Good work is, well, good. Great work is inherently rewarding. Do it with fun and style, and you are not a prisoner of your labor, but rather a master of your craft. If you help others along the way, either by teaching them or just by setting them up for their own success, then both life and work acquire greater meaning. None of us live forever, and we should all leave a little something behind for the good. This “rule” is one of my favorites; it’s one worth repeating and spreading around because I have experienced it with my mentor Jean Case and the team at Case Foundation. Ayekoo! Ayekoo (well done)!
As a beneficiary of the FORTUNE/State Department Global Women’s Leaders Mentoring Partnership program, I was paired with Jean Case and the Case Foundation for three weeks with expectations to learn best practices. As a young Ghanaian woman championing and equipping young girls with marketable IT skills and recruiting them into the industry, I must say that my stay at the Case Foundation has made my mission of bridging the gender digital gap a reality. The Case Foundation has opened its offices and resources to me, giving me the opportunity to meet people who believe in social entrepreneurship, people who use technology, and visits to youth centres which are actually transforming lives.
As a mentor, Jean has encouraged me to see creativity and resilience in spite of obstacles, and I have greatly admired how she leads by example. Her warmth, her smile, her knowledge and her passion has given me a deeper understanding of character building, social responsibility, work and life balance and leadership. Her self commitment and support to her team is evident in the environment that the Case Foundation provides. Every team member became a mentor to me.
Four years ago, my career as a social entrepreneur began when I came across a website for POWERUP. Motivated by POWERUP's interest in bridging the digital divide, I quickly saw the need of empowering young women to bridge the gender digital gap and contribute their potential to the socio economic development of Ghana. Through partnerships and mentoring programs, I continue to look for opportunities for young girls to be IT Entrepreneurs and successful role models while contributing to the betterment of any community. As fate would have it, four years later, I meet Jean who apparently was cofounder of POWERUP. Interesting.

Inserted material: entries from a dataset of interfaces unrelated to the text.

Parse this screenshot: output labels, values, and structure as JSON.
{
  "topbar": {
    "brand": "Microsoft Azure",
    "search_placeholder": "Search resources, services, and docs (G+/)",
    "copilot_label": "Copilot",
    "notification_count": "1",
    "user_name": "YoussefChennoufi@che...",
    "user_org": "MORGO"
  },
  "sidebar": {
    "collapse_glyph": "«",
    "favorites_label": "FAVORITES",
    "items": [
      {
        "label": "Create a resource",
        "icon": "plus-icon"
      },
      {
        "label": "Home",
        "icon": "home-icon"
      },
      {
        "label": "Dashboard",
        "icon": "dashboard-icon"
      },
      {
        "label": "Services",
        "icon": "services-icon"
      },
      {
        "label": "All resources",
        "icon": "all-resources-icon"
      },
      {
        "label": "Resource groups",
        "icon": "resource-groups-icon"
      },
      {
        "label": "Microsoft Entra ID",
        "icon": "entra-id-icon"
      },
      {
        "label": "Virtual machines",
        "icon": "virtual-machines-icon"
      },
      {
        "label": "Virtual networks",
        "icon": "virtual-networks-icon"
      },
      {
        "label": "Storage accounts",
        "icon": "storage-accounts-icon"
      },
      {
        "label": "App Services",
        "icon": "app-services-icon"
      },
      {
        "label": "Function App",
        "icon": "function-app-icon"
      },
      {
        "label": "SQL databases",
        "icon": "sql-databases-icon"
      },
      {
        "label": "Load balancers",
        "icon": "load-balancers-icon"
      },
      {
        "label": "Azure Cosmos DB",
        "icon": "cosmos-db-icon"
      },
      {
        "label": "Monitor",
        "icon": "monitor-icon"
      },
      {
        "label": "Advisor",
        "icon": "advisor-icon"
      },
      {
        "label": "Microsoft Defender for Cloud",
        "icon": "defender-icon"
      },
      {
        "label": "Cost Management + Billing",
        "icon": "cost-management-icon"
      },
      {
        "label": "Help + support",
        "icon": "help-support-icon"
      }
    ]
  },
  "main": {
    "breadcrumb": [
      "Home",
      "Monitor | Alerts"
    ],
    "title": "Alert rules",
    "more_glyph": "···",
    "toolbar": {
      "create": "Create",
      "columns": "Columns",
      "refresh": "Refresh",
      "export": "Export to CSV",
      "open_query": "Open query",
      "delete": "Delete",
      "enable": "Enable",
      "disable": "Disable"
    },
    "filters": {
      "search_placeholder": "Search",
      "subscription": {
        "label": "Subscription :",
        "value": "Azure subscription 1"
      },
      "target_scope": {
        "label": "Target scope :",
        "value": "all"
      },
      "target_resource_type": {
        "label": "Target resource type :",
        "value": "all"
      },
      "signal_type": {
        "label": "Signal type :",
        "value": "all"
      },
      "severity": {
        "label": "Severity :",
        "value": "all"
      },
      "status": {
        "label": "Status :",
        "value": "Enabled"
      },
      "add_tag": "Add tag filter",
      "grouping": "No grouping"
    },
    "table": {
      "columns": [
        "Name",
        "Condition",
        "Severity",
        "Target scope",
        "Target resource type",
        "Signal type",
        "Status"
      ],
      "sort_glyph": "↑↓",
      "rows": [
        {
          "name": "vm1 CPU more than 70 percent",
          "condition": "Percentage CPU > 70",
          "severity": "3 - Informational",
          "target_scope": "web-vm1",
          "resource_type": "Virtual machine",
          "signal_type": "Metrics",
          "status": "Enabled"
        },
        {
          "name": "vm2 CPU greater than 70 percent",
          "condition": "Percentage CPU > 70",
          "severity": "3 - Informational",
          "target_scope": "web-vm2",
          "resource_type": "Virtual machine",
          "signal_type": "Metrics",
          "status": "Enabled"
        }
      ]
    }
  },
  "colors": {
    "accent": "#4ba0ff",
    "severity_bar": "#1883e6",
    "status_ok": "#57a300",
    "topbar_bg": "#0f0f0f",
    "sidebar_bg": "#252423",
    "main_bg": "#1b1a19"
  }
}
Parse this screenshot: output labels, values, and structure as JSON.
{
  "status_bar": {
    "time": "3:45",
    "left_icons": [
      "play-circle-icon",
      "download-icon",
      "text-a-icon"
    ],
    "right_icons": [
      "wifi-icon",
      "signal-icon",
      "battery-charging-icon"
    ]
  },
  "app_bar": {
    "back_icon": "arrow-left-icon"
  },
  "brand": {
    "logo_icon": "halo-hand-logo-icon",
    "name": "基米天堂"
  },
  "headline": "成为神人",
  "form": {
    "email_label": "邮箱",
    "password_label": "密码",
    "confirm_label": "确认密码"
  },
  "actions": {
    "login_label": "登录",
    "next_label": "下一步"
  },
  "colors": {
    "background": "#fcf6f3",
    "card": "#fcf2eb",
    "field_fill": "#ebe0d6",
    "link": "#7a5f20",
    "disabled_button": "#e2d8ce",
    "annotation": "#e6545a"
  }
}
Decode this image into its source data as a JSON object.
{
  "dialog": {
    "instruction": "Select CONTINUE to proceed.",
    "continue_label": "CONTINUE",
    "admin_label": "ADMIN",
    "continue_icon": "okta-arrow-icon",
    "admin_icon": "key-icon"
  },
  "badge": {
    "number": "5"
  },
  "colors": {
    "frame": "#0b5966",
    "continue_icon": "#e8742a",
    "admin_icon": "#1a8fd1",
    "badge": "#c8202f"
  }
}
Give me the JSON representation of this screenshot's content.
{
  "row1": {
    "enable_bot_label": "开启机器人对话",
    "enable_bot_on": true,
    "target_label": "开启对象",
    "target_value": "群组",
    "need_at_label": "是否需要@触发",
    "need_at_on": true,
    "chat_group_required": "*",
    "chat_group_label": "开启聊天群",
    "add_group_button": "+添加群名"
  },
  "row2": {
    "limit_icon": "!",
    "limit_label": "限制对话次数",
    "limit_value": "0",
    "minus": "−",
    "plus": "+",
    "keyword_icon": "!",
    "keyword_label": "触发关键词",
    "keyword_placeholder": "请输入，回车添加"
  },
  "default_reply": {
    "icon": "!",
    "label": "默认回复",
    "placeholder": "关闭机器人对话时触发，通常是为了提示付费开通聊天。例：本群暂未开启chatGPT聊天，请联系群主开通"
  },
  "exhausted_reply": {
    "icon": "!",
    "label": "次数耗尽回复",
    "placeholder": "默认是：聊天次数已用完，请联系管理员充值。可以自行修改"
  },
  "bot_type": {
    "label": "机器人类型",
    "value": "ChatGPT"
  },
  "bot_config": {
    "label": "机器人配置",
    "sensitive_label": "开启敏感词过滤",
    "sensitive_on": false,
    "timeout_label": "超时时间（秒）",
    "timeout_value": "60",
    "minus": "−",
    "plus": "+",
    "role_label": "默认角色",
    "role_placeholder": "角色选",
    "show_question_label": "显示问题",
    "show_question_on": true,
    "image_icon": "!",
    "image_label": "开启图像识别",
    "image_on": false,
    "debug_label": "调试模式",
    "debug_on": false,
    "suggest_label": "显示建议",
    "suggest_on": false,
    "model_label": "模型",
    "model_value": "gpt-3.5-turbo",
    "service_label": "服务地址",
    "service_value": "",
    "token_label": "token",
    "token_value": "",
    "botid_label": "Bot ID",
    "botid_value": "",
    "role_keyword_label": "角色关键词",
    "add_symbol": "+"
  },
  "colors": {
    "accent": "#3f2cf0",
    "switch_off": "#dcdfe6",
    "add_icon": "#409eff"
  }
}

Prior to my arrival at the Case Foundation, I sometimes hesitated to move forward because I did not have the support and experience or skills to implement ideas. I often wondered why, with all this “Women Empowerment” and “ICT for Development” that the government cries, attention was not being paid to creating resources and recruitment strategies for more Ghanaian women to go into this lucrative sector. Much as I thought, I could only do little to have impact on the few lucky girls who I could accommodate. Being at the Case Foundation has renewed my strength, and makes me feel confident and hopeful for the future.
I have experienced how public/private partnerships, fundraising strategies, the social media, the millennial, social innovations, team work and inspiration of young women at the Case Foundation using technology for social good.
Knowing Jean is synonymous with opportunity. I shared with her my goals and she shared with me the current reality, best practices and case studies. She has encouraged and listened to me. We have had fun and shared great laughter. There are so many similarities, it is unbelievable. To have her view me as an able body that can create a difference is a feeling that propels me beyond pride and admiration. I am also so proud to have Michael and Kristin as my coaches.
I will demonstrate commitment and will be a profound inspiration to young girls and society. I leave here better equipped to run social entrepreneurship programs, help develop an understanding of the use and management of Web 2.0 tools and other technologies, such as mobile phones, and continue to build female IT entrepreneurs and workers in Ghana.
There are no words for the gratitude I have for the Case Foundation, its partners, the US State Department, Fortune, Vital Voices, the US Embassy in Ghana, my family and of course to all well wishers who are assisting Ghana in its development. Thank you for supporting the FORTUNE/State Department Global Women’s Leaders Mentoring Partnership.
I would like to say Ayekoo!